■ Requirement: Every line of the material must be written out again unchanged.

■ Information provided:
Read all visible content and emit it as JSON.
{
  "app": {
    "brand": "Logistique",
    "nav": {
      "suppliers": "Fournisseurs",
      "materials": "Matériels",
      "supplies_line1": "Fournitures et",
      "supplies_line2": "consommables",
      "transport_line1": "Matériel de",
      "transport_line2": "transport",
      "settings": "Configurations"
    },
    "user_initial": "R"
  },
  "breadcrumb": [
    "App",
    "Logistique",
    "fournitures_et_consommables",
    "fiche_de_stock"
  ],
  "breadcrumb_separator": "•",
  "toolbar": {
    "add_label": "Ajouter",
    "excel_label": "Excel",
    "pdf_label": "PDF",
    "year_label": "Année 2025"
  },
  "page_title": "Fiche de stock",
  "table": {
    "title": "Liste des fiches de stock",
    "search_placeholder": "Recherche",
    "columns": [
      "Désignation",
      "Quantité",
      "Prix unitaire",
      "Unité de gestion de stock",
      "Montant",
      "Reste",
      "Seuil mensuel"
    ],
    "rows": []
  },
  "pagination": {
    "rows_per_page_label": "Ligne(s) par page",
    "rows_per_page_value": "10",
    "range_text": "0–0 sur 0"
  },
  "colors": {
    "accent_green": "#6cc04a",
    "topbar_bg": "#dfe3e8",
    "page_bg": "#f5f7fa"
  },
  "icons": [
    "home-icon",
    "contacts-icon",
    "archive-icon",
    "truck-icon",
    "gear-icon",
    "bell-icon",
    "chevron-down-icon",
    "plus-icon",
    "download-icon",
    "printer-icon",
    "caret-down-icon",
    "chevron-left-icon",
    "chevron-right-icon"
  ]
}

■ Response:
Read all visible content and emit it as JSON.
{
  "app": {
    "brand": "Logistique",
    "nav": {
      "suppliers": "Fournisseurs",
      "materials": "Matériels",
      "supplies_line1": "Fournitures et",
      "supplies_line2": "consommables",
      "transport_line1": "Matériel de",
      "transport_line2": "transport",
      "settings": "Configurations"
    },
    "user_initial": "R"
  },
  "breadcrumb": [
    "App",
    "Logistique",
    "fournitures_et_consommables",
    "fiche_de_stock"
  ],
  "breadcrumb_separator": "•",
  "toolbar": {
    "add_label": "Ajouter",
    "excel_label": "Excel",
    "pdf_label": "PDF",
    "year_label": "Année 2025"
  },
  "page_title": "Fiche de stock",
  "table": {
    "title": "Liste des fiches de stock",
    "search_placeholder": "Recherche",
    "columns": [
      "Désignation",
      "Quantité",
      "Prix unitaire",
      "Unité de gestion de stock",
      "Montant",
      "Reste",
      "Seuil mensuel"
    ],
    "rows": []
  },
  "pagination": {
    "rows_per_page_label": "Ligne(s) par page",
    "rows_per_page_value": "10",
    "range_text": "0–0 sur 0"
  },
  "colors": {
    "accent_green": "#6cc04a",
    "topbar_bg": "#dfe3e8",
    "page_bg": "#f5f7fa"
  },
  "icons": [
    "home-icon",
    "contacts-icon",
    "archive-icon",
    "truck-icon",
    "gear-icon",
    "bell-icon",
    "chevron-down-icon",
    "plus-icon",
    "download-icon",
    "printer-icon",
    "caret-down-icon",
    "chevron-left-icon",
    "chevron-right-icon"
  ]
}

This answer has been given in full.